Manitoba Grand Chief Derek Nepinak, had no such restrictions on him and had no trouble saying he wants the Conservatives voted out.
"I’m certainly looking for a change in government," he told the Free Press in an interview from Montreal.
Nepinak said there is clearly no more negotiating or relationship that can be built with this government, a fact that has been clear to him since 2012 when chiefs tried to force their way into the House of Commons demanding to be heard by the government.
The Conservatives are the only major party that won’t be attending the AFN assembly, and Nepinak says as far as he knows Prime Minister Stephen Harper has never attended, either before or since he moved into the PMO.
"The line is clearly drawn here," said Nepinak. "We are trying to make a difference. We’ve become a powerful political force."
Nepinak said he hasn’t yet determined whether he thinks the Liberals or the NDP are the better option and wouldn’t say publicly unless or until the chiefs of Manitoba give him such a mandate.
He said both Trudeau and Mulcair clearly have a solid grasp of the issues in play, and have listened to what they have been told.
"They’ve done their homework," he said.
He did say he was inclined to prefer some of Trudeau’s content because it was more specific than Mulcair. Although both leaders discussed investing in education, called for a public inquiry on murdered and missing indigenous women, and specified the need to ensure the survival of indigenous languages, Trudeau’s speech went into more detail.
Nepinak said Trudeau specifically called for an end to the two per cent funding increase cap on First Nations programs that has been in place for at least 20 years, and promised actual dollars for programs to "promote, preserve and enhance" indigenous languages and cultures. Nepinak said he thinks it is incredibly "profound" for Trudeau to recognize the importance of indigenous languages.
The NDP however were dismayed at the length of Trudeau’s speech saying he went on longer than he was supposed to.
Each were given a 40-minute window for their appearance at the AFN but that was to include a 15-minute speech with the rest reserved for questions from the audience.
Mulcair’s speech, at 1,850 words, was less than half the length of Trudeau’s 3,700-word address.
Mulcair took three questions from the audience, but his 40 minutes was shorter than expected because he was late to start. An NDP staffer said Mulcair was being "mobbed" by fans as he tried to enter the room to give his speech.
Trudeau’s speech was so long he didn’t have time to take questions, however Trudeau did speak to the media in a press conference after the event, and Mulcair did not.

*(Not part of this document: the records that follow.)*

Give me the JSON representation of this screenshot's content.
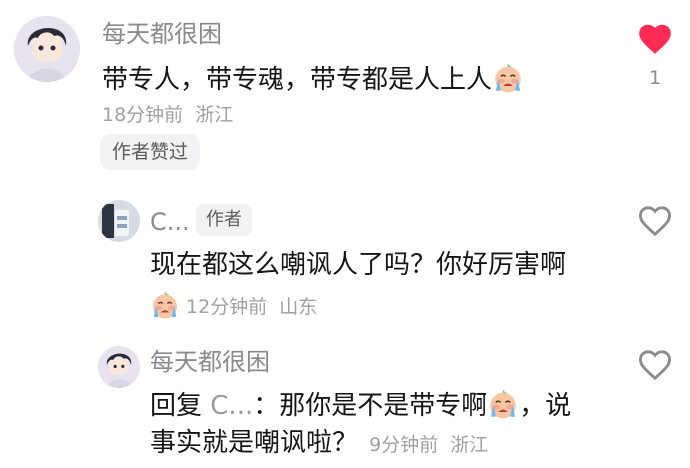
{
  "comments": [
    {
      "username": "每天都很困",
      "text_before_emoji": "带专人，带专魂，带专都是人上人",
      "emoji": "crying-face-emoji",
      "time": "18分钟前",
      "location": "浙江",
      "badge": "作者赞过",
      "likes": "1",
      "liked": true
    },
    {
      "username": "C...",
      "author_tag": "作者",
      "text": "现在都这么嘲讽人了吗？你好厉害啊",
      "emoji": "crying-face-emoji",
      "time": "12分钟前",
      "location": "山东",
      "liked": false
    },
    {
      "username": "每天都很困",
      "reply_prefix": "回复",
      "reply_to": "C...",
      "text_line1_before_emoji": "：那你是不是带专啊",
      "text_line1_after_emoji": "，说",
      "text_line2": "事实就是嘲讽啦？",
      "emoji": "crying-face-emoji",
      "time": "9分钟前",
      "location": "浙江",
      "liked": false
    }
  ],
  "colors": {
    "like_active": "#fe2c55",
    "like_inactive": "#8a8a8f",
    "username": "#8a8a8f",
    "text": "#161616",
    "meta": "#a0a0a4"
  }
}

The two parties have sniped back and forth at each other over who is better on indigenous issues for months. At the Truth and Reconciliation Commission closing events in June, Mulcair was the only party leader to attend the release of the executive summary report and recommendations. Trudeau was not there, something the NDP were happy to point out.
Mulcair’s director of communications also took to Twitter Tuesday to say he felt Trudeau didn’t get as much applause as Mulcair did at the AFN.
Trudeau’s speech Tuesday was clear to say he was in attendance at the closing events of that week, as he noted he planned to tell his children one day that our belief in Canada as a generous and fair country has not always been the case.